> TASK BRIEF:
In the listing below, find each line holding "this" and copy it.

> GIVEN ENTRIES:
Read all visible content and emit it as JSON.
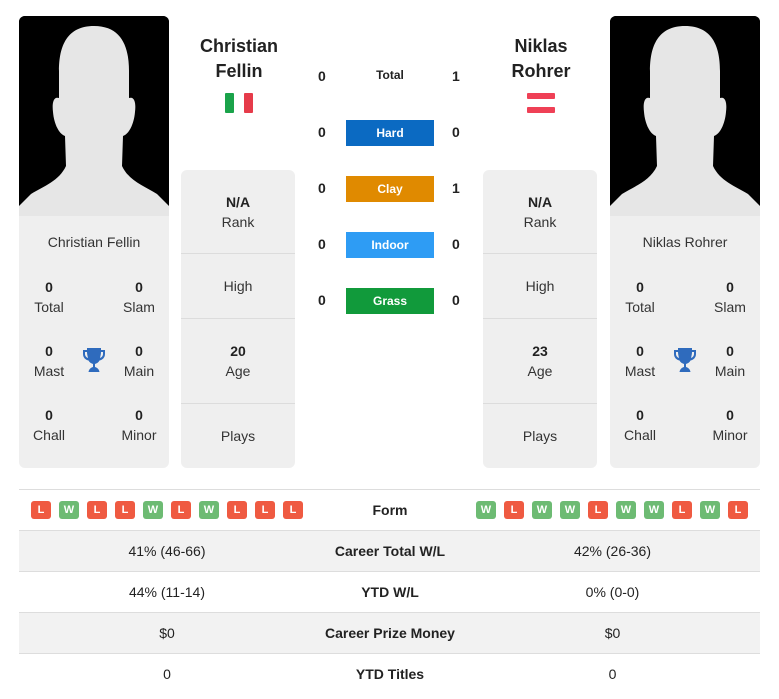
{
  "colors": {
    "hard": "#0b6ac2",
    "clay": "#e08a00",
    "indoor": "#2e9cf4",
    "grass": "#119a3b",
    "win": "#6dbb73",
    "loss": "#ef5a41",
    "trophy": "#2f6bbd"
  },
  "player1": {
    "name_line1": "Christian",
    "name_line2": "Fellin",
    "full_name": "Christian Fellin",
    "flag": "italy-flag",
    "rank": "N/A",
    "rank_label": "Rank",
    "high_label": "High",
    "age": "20",
    "age_label": "Age",
    "plays_label": "Plays",
    "titles": {
      "total": "0",
      "total_label": "Total",
      "slam": "0",
      "slam_label": "Slam",
      "mast": "0",
      "mast_label": "Mast",
      "main": "0",
      "main_label": "Main",
      "chall": "0",
      "chall_label": "Chall",
      "minor": "0",
      "minor_label": "Minor"
    },
    "form": [
      "L",
      "W",
      "L",
      "L",
      "W",
      "L",
      "W",
      "L",
      "L",
      "L"
    ]
  },
  "player2": {
    "name_line1": "Niklas",
    "name_line2": "Rohrer",
    "full_name": "Niklas Rohrer",
    "flag": "austria-flag",
    "rank": "N/A",
    "rank_label": "Rank",
    "high_label": "High",
    "age": "23",
    "age_label": "Age",
    "plays_label": "Plays",
    "titles": {
      "total": "0",
      "total_label": "Total",
      "slam": "0",
      "slam_label": "Slam",
      "mast": "0",
      "mast_label": "Mast",
      "main": "0",
      "main_label": "Main",
      "chall": "0",
      "chall_label": "Chall",
      "minor": "0",
      "minor_label": "Minor"
    },
    "form": [
      "W",
      "L",
      "W",
      "W",
      "L",
      "W",
      "W",
      "L",
      "W",
      "L"
    ]
  },
  "h2h": [
    {
      "label": "Total",
      "p1": "0",
      "p2": "1"
    },
    {
      "label": "Hard",
      "p1": "0",
      "p2": "0"
    },
    {
      "label": "Clay",
      "p1": "0",
      "p2": "1"
    },
    {
      "label": "Indoor",
      "p1": "0",
      "p2": "0"
    },
    {
      "label": "Grass",
      "p1": "0",
      "p2": "0"
    }
  ],
  "comparison": {
    "form_label": "Form",
    "rows": [
      {
        "label": "Career Total W/L",
        "p1": "41% (46-66)",
        "p2": "42% (26-36)"
      },
      {
        "label": "YTD W/L",
        "p1": "44% (11-14)",
        "p2": "0% (0-0)"
      },
      {
        "label": "Career Prize Money",
        "p1": "$0",
        "p2": "$0"
      },
      {
        "label": "YTD Titles",
        "p1": "0",
        "p2": "0"
      }
    ]
  }
}
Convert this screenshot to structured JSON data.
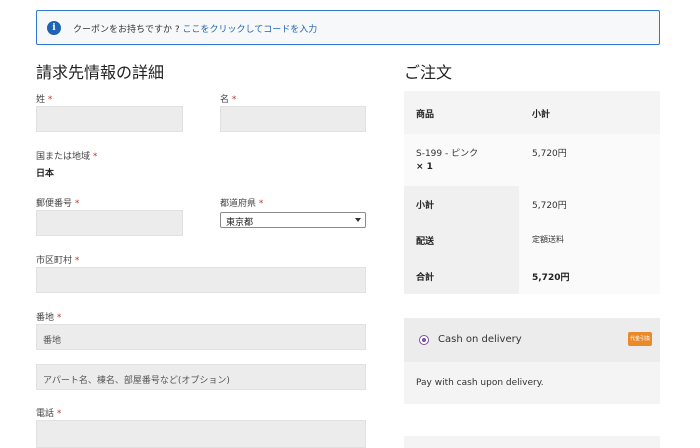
{
  "notice": {
    "message": "クーポンをお持ちですか ? ",
    "link": "ここをクリックしてコードを入力"
  },
  "billing": {
    "heading": "請求先情報の詳細",
    "required_mark": "*",
    "last_name_label": "姓",
    "first_name_label": "名",
    "country_label": "国または地域",
    "country_value": "日本",
    "postcode_label": "郵便番号",
    "prefecture_label": "都道府県",
    "prefecture_value": "東京都",
    "city_label": "市区町村",
    "address1_label": "番地",
    "address1_placeholder": "番地",
    "address2_placeholder": "アパート名、棟名、部屋番号など(オプション)",
    "phone_label": "電話"
  },
  "order": {
    "heading": "ご注文",
    "col_product": "商品",
    "col_subtotal": "小計",
    "item_name": "S-199 - ピンク",
    "item_qty": "× 1",
    "item_total": "5,720円",
    "subtotal_label": "小計",
    "subtotal_value": "5,720円",
    "shipping_label": "配送",
    "shipping_value": "定額送料",
    "total_label": "合計",
    "total_value": "5,720円"
  },
  "payment": {
    "method": "Cash on delivery",
    "badge": "代金引換",
    "description": "Pay with cash upon delivery."
  },
  "colors": {
    "accent": "#1f63b4",
    "required": "#c0392b",
    "radio": "#7b4fa3",
    "badge": "#e98a2a"
  }
}
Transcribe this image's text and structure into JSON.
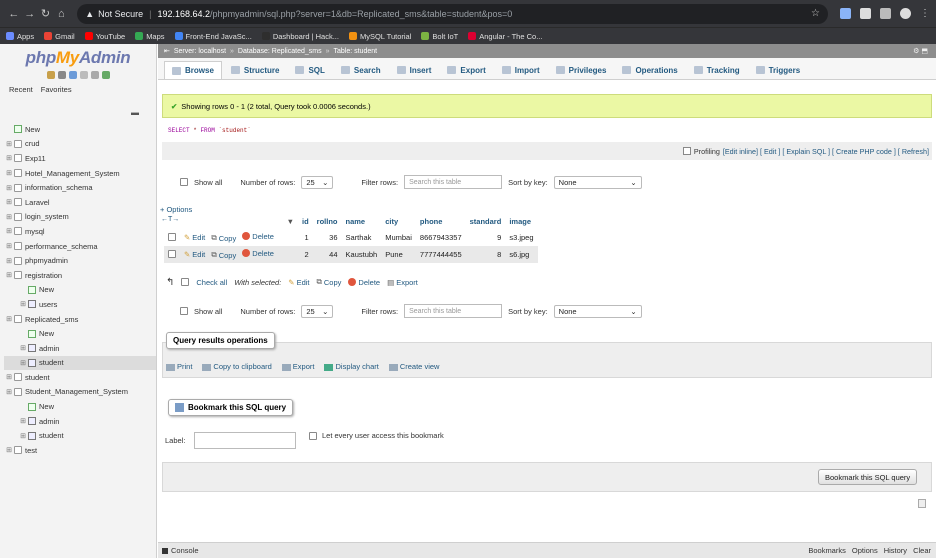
{
  "browser": {
    "security_label": "Not Secure",
    "url_host": "192.168.64.2",
    "url_path": "/phpmyadmin/sql.php?server=1&db=Replicated_sms&table=student&pos=0",
    "bookmarks": [
      {
        "label": "Apps",
        "color": "#6b8cff"
      },
      {
        "label": "Gmail",
        "color": "#ea4335"
      },
      {
        "label": "YouTube",
        "color": "#ff0000"
      },
      {
        "label": "Maps",
        "color": "#34a853"
      },
      {
        "label": "Front-End JavaSc...",
        "color": "#4285f4"
      },
      {
        "label": "Dashboard | Hack...",
        "color": "#2e2e2e"
      },
      {
        "label": "MySQL Tutorial",
        "color": "#f29111"
      },
      {
        "label": "Bolt IoT",
        "color": "#7cb342"
      },
      {
        "label": "Angular - The Co...",
        "color": "#dd0031"
      }
    ]
  },
  "nav": {
    "logo_php": "php",
    "logo_my": "My",
    "logo_admin": "Admin",
    "recent": "Recent",
    "favorites": "Favorites",
    "tree": [
      {
        "label": "New",
        "type": "new",
        "level": 0
      },
      {
        "label": "crud",
        "type": "db",
        "level": 0
      },
      {
        "label": "Exp11",
        "type": "db",
        "level": 0
      },
      {
        "label": "Hotel_Management_System",
        "type": "db",
        "level": 0
      },
      {
        "label": "information_schema",
        "type": "db",
        "level": 0
      },
      {
        "label": "Laravel",
        "type": "db",
        "level": 0
      },
      {
        "label": "login_system",
        "type": "db",
        "level": 0
      },
      {
        "label": "mysql",
        "type": "db",
        "level": 0
      },
      {
        "label": "performance_schema",
        "type": "db",
        "level": 0
      },
      {
        "label": "phpmyadmin",
        "type": "db",
        "level": 0
      },
      {
        "label": "registration",
        "type": "db",
        "level": 0
      },
      {
        "label": "New",
        "type": "new",
        "level": 1
      },
      {
        "label": "users",
        "type": "table",
        "level": 1
      },
      {
        "label": "Replicated_sms",
        "type": "db",
        "level": 0
      },
      {
        "label": "New",
        "type": "new",
        "level": 1
      },
      {
        "label": "admin",
        "type": "table",
        "level": 1
      },
      {
        "label": "student",
        "type": "table",
        "level": 1,
        "selected": true
      },
      {
        "label": "student",
        "type": "db",
        "level": 0
      },
      {
        "label": "Student_Management_System",
        "type": "db",
        "level": 0
      },
      {
        "label": "New",
        "type": "new",
        "level": 1
      },
      {
        "label": "admin",
        "type": "table",
        "level": 1
      },
      {
        "label": "student",
        "type": "table",
        "level": 1
      },
      {
        "label": "test",
        "type": "db",
        "level": 0
      }
    ]
  },
  "breadcrumb": {
    "server": "Server: localhost",
    "database": "Database: Replicated_sms",
    "table": "Table: student"
  },
  "tabs": [
    "Browse",
    "Structure",
    "SQL",
    "Search",
    "Insert",
    "Export",
    "Import",
    "Privileges",
    "Operations",
    "Tracking",
    "Triggers"
  ],
  "message": "Showing rows 0 - 1 (2 total, Query took 0.0006 seconds.)",
  "sql": {
    "kw1": "SELECT",
    "star": "*",
    "kw2": "FROM",
    "table": "`student`"
  },
  "profiling": {
    "label": "Profiling",
    "links": "[Edit inline] [ Edit ] [ Explain SQL ] [ Create PHP code ] [ Refresh]"
  },
  "nav_controls": {
    "show_all": "Show all",
    "rows_label": "Number of rows:",
    "rows_value": "25",
    "filter_label": "Filter rows:",
    "filter_placeholder": "Search this table",
    "sort_label": "Sort by key:",
    "sort_value": "None"
  },
  "results": {
    "options": "+ Options",
    "arrows": "←T→",
    "columns": [
      "id",
      "rollno",
      "name",
      "city",
      "phone",
      "standard",
      "image"
    ],
    "edit": "Edit",
    "copy": "Copy",
    "delete": "Delete",
    "rows": [
      [
        "1",
        "36",
        "Sarthak",
        "Mumbai",
        "8667943357",
        "9",
        "s3.jpeg"
      ],
      [
        "2",
        "44",
        "Kaustubh",
        "Pune",
        "7777444455",
        "8",
        "s6.jpg"
      ]
    ]
  },
  "with_selected": {
    "check_all": "Check all",
    "label": "With selected:",
    "edit": "Edit",
    "copy": "Copy",
    "delete": "Delete",
    "export": "Export"
  },
  "query_ops": {
    "legend": "Query results operations",
    "print": "Print",
    "copy": "Copy to clipboard",
    "export": "Export",
    "chart": "Display chart",
    "view": "Create view"
  },
  "bookmark": {
    "legend": "Bookmark this SQL query",
    "label": "Label:",
    "every_user": "Let every user access this bookmark",
    "button": "Bookmark this SQL query"
  },
  "console": {
    "label": "Console",
    "links": [
      "Bookmarks",
      "Options",
      "History",
      "Clear"
    ]
  }
}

> ANSWER SPACE:
Convert this screenshot to structured JSON data.
Transcribe this image's text and structure into JSON.
    "filter_placeholder": "Search this table",
    "legend": "Bookmark this SQL query",
    "every_user": "Let every user access this bookmark",
    "button": "Bookmark this SQL query"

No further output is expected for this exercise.